RECORD SET:
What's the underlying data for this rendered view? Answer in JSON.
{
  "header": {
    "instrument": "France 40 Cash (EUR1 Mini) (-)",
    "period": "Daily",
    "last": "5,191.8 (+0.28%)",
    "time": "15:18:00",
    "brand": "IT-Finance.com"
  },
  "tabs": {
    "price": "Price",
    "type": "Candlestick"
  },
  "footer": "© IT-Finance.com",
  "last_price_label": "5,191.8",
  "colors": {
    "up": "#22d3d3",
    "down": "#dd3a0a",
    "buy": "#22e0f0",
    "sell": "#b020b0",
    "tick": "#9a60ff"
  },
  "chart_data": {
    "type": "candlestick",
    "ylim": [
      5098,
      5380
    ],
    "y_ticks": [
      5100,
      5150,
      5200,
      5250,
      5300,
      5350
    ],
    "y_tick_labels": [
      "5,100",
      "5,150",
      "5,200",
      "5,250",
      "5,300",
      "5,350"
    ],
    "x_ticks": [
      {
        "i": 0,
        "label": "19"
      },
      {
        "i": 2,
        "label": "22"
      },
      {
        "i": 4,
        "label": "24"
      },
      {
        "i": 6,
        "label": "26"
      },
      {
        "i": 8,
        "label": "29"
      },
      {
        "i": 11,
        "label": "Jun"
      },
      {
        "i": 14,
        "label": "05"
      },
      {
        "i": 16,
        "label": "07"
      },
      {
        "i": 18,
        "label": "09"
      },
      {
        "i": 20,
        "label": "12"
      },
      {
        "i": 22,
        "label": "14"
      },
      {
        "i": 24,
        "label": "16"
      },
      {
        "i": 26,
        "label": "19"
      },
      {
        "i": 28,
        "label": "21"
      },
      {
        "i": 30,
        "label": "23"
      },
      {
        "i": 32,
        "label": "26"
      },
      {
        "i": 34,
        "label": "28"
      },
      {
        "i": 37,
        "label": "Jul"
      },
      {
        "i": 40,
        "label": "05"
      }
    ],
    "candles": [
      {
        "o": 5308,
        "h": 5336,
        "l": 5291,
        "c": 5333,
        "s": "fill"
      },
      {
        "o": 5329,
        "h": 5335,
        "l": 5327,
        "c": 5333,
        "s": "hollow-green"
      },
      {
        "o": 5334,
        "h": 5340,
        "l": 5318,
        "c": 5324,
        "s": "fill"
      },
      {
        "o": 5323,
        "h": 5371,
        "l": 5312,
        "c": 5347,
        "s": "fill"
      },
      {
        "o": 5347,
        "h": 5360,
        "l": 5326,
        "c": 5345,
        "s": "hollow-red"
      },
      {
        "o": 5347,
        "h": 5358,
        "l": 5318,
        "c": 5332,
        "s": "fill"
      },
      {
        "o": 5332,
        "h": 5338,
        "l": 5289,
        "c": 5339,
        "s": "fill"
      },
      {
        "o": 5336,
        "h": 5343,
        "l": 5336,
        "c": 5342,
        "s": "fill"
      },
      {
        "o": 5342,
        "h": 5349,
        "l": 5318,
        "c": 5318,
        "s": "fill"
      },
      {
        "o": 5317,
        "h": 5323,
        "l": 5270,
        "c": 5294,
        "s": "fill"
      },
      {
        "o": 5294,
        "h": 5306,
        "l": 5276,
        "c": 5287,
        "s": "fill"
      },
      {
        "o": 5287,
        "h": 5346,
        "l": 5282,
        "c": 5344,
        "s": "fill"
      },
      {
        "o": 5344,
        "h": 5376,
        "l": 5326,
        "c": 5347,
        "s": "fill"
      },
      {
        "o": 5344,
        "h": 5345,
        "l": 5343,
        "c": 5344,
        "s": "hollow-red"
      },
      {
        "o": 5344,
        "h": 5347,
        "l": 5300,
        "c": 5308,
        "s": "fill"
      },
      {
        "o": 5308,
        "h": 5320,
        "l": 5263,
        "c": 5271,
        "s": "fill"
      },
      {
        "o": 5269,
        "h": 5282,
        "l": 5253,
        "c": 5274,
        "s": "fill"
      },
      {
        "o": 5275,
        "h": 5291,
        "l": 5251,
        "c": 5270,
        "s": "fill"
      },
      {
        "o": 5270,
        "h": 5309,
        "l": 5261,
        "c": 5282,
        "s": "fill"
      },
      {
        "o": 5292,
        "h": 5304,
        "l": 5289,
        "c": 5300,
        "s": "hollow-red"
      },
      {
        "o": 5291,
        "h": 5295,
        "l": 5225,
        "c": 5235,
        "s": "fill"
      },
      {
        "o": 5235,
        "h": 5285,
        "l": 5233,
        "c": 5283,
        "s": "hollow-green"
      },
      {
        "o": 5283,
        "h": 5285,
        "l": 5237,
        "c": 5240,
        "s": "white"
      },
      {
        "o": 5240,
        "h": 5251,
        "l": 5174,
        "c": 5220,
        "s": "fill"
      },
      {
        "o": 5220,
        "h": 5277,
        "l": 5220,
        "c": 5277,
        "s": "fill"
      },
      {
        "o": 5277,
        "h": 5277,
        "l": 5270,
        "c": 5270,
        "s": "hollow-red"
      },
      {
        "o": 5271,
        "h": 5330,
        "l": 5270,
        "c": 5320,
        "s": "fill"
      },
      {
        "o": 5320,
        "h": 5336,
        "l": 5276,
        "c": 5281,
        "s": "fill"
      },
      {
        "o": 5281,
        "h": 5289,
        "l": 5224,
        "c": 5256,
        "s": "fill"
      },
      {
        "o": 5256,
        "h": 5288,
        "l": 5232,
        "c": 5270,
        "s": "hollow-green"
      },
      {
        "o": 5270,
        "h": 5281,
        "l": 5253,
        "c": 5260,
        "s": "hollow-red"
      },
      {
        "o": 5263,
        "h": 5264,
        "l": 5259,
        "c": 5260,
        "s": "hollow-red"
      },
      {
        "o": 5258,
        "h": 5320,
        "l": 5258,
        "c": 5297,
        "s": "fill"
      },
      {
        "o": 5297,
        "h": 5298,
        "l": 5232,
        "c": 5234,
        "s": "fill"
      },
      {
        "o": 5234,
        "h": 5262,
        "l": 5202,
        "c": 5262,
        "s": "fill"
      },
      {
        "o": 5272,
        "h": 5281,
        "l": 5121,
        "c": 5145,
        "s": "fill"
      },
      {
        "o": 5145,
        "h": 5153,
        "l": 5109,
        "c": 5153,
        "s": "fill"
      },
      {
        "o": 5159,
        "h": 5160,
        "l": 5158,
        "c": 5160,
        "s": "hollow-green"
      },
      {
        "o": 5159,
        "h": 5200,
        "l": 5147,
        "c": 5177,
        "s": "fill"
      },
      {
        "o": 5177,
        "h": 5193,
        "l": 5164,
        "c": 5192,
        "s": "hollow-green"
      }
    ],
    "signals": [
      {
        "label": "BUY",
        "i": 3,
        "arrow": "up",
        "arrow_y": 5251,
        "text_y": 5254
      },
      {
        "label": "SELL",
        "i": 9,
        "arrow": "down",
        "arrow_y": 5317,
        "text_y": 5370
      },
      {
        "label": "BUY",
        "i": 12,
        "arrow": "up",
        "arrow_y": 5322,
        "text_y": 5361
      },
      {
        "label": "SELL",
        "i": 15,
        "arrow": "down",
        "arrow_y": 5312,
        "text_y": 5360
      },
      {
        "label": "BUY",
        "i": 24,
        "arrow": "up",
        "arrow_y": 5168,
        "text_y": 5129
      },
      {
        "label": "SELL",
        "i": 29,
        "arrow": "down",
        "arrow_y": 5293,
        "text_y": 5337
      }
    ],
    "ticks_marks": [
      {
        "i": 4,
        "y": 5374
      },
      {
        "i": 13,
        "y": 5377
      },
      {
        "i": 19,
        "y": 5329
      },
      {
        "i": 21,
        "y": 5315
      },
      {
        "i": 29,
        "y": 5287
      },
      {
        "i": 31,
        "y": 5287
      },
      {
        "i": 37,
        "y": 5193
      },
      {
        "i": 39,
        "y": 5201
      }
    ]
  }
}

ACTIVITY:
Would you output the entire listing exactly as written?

TASK ANSWER:
What's the underlying data for this rendered view? Answer in JSON.
{
  "header": {
    "instrument": "France 40 Cash (EUR1 Mini) (-)",
    "period": "Daily",
    "last": "5,191.8 (+0.28%)",
    "time": "15:18:00",
    "brand": "IT-Finance.com"
  },
  "tabs": {
    "price": "Price",
    "type": "Candlestick"
  },
  "footer": "© IT-Finance.com",
  "last_price_label": "5,191.8",
  "colors": {
    "up": "#22d3d3",
    "down": "#dd3a0a",
    "buy": "#22e0f0",
    "sell": "#b020b0",
    "tick": "#9a60ff"
  },
  "chart_data": {
    "type": "candlestick",
    "ylim": [
      5098,
      5380
    ],
    "y_ticks": [
      5100,
      5150,
      5200,
      5250,
      5300,
      5350
    ],
    "y_tick_labels": [
      "5,100",
      "5,150",
      "5,200",
      "5,250",
      "5,300",
      "5,350"
    ],
    "x_ticks": [
      {
        "i": 0,
        "label": "19"
      },
      {
        "i": 2,
        "label": "22"
      },
      {
        "i": 4,
        "label": "24"
      },
      {
        "i": 6,
        "label": "26"
      },
      {
        "i": 8,
        "label": "29"
      },
      {
        "i": 11,
        "label": "Jun"
      },
      {
        "i": 14,
        "label": "05"
      },
      {
        "i": 16,
        "label": "07"
      },
      {
        "i": 18,
        "label": "09"
      },
      {
        "i": 20,
        "label": "12"
      },
      {
        "i": 22,
        "label": "14"
      },
      {
        "i": 24,
        "label": "16"
      },
      {
        "i": 26,
        "label": "19"
      },
      {
        "i": 28,
        "label": "21"
      },
      {
        "i": 30,
        "label": "23"
      },
      {
        "i": 32,
        "label": "26"
      },
      {
        "i": 34,
        "label": "28"
      },
      {
        "i": 37,
        "label": "Jul"
      },
      {
        "i": 40,
        "label": "05"
      }
    ],
    "candles": [
      {
        "o": 5308,
        "h": 5336,
        "l": 5291,
        "c": 5333,
        "s": "fill"
      },
      {
        "o": 5329,
        "h": 5335,
        "l": 5327,
        "c": 5333,
        "s": "hollow-green"
      },
      {
        "o": 5334,
        "h": 5340,
        "l": 5318,
        "c": 5324,
        "s": "fill"
      },
      {
        "o": 5323,
        "h": 5371,
        "l": 5312,
        "c": 5347,
        "s": "fill"
      },
      {
        "o": 5347,
        "h": 5360,
        "l": 5326,
        "c": 5345,
        "s": "hollow-red"
      },
      {
        "o": 5347,
        "h": 5358,
        "l": 5318,
        "c": 5332,
        "s": "fill"
      },
      {
        "o": 5332,
        "h": 5338,
        "l": 5289,
        "c": 5339,
        "s": "fill"
      },
      {
        "o": 5336,
        "h": 5343,
        "l": 5336,
        "c": 5342,
        "s": "fill"
      },
      {
        "o": 5342,
        "h": 5349,
        "l": 5318,
        "c": 5318,
        "s": "fill"
      },
      {
        "o": 5317,
        "h": 5323,
        "l": 5270,
        "c": 5294,
        "s": "fill"
      },
      {
        "o": 5294,
        "h": 5306,
        "l": 5276,
        "c": 5287,
        "s": "fill"
      },
      {
        "o": 5287,
        "h": 5346,
        "l": 5282,
        "c": 5344,
        "s": "fill"
      },
      {
        "o": 5344,
        "h": 5376,
        "l": 5326,
        "c": 5347,
        "s": "fill"
      },
      {
        "o": 5344,
        "h": 5345,
        "l": 5343,
        "c": 5344,
        "s": "hollow-red"
      },
      {
        "o": 5344,
        "h": 5347,
        "l": 5300,
        "c": 5308,
        "s": "fill"
      },
      {
        "o": 5308,
        "h": 5320,
        "l": 5263,
        "c": 5271,
        "s": "fill"
      },
      {
        "o": 5269,
        "h": 5282,
        "l": 5253,
        "c": 5274,
        "s": "fill"
      },
      {
        "o": 5275,
        "h": 5291,
        "l": 5251,
        "c": 5270,
        "s": "fill"
      },
      {
        "o": 5270,
        "h": 5309,
        "l": 5261,
        "c": 5282,
        "s": "fill"
      },
      {
        "o": 5292,
        "h": 5304,
        "l": 5289,
        "c": 5300,
        "s": "hollow-red"
      },
      {
        "o": 5291,
        "h": 5295,
        "l": 5225,
        "c": 5235,
        "s": "fill"
      },
      {
        "o": 5235,
        "h": 5285,
        "l": 5233,
        "c": 5283,
        "s": "hollow-green"
      },
      {
        "o": 5283,
        "h": 5285,
        "l": 5237,
        "c": 5240,
        "s": "white"
      },
      {
        "o": 5240,
        "h": 5251,
        "l": 5174,
        "c": 5220,
        "s": "fill"
      },
      {
        "o": 5220,
        "h": 5277,
        "l": 5220,
        "c": 5277,
        "s": "fill"
      },
      {
        "o": 5277,
        "h": 5277,
        "l": 5270,
        "c": 5270,
        "s": "hollow-red"
      },
      {
        "o": 5271,
        "h": 5330,
        "l": 5270,
        "c": 5320,
        "s": "fill"
      },
      {
        "o": 5320,
        "h": 5336,
        "l": 5276,
        "c": 5281,
        "s": "fill"
      },
      {
        "o": 5281,
        "h": 5289,
        "l": 5224,
        "c": 5256,
        "s": "fill"
      },
      {
        "o": 5256,
        "h": 5288,
        "l": 5232,
        "c": 5270,
        "s": "hollow-green"
      },
      {
        "o": 5270,
        "h": 5281,
        "l": 5253,
        "c": 5260,
        "s": "hollow-red"
      },
      {
        "o": 5263,
        "h": 5264,
        "l": 5259,
        "c": 5260,
        "s": "hollow-red"
      },
      {
        "o": 5258,
        "h": 5320,
        "l": 5258,
        "c": 5297,
        "s": "fill"
      },
      {
        "o": 5297,
        "h": 5298,
        "l": 5232,
        "c": 5234,
        "s": "fill"
      },
      {
        "o": 5234,
        "h": 5262,
        "l": 5202,
        "c": 5262,
        "s": "fill"
      },
      {
        "o": 5272,
        "h": 5281,
        "l": 5121,
        "c": 5145,
        "s": "fill"
      },
      {
        "o": 5145,
        "h": 5153,
        "l": 5109,
        "c": 5153,
        "s": "fill"
      },
      {
        "o": 5159,
        "h": 5160,
        "l": 5158,
        "c": 5160,
        "s": "hollow-green"
      },
      {
        "o": 5159,
        "h": 5200,
        "l": 5147,
        "c": 5177,
        "s": "fill"
      },
      {
        "o": 5177,
        "h": 5193,
        "l": 5164,
        "c": 5192,
        "s": "hollow-green"
      }
    ],
    "signals": [
      {
        "label": "BUY",
        "i": 3,
        "arrow": "up",
        "arrow_y": 5251,
        "text_y": 5254
      },
      {
        "label": "SELL",
        "i": 9,
        "arrow": "down",
        "arrow_y": 5317,
        "text_y": 5370
      },
      {
        "label": "BUY",
        "i": 12,
        "arrow": "up",
        "arrow_y": 5322,
        "text_y": 5361
      },
      {
        "label": "SELL",
        "i": 15,
        "arrow": "down",
        "arrow_y": 5312,
        "text_y": 5360
      },
      {
        "label": "BUY",
        "i": 24,
        "arrow": "up",
        "arrow_y": 5168,
        "text_y": 5129
      },
      {
        "label": "SELL",
        "i": 29,
        "arrow": "down",
        "arrow_y": 5293,
        "text_y": 5337
      }
    ],
    "ticks_marks": [
      {
        "i": 4,
        "y": 5374
      },
      {
        "i": 13,
        "y": 5377
      },
      {
        "i": 19,
        "y": 5329
      },
      {
        "i": 21,
        "y": 5315
      },
      {
        "i": 29,
        "y": 5287
      },
      {
        "i": 31,
        "y": 5287
      },
      {
        "i": 37,
        "y": 5193
      },
      {
        "i": 39,
        "y": 5201
      }
    ]
  }
}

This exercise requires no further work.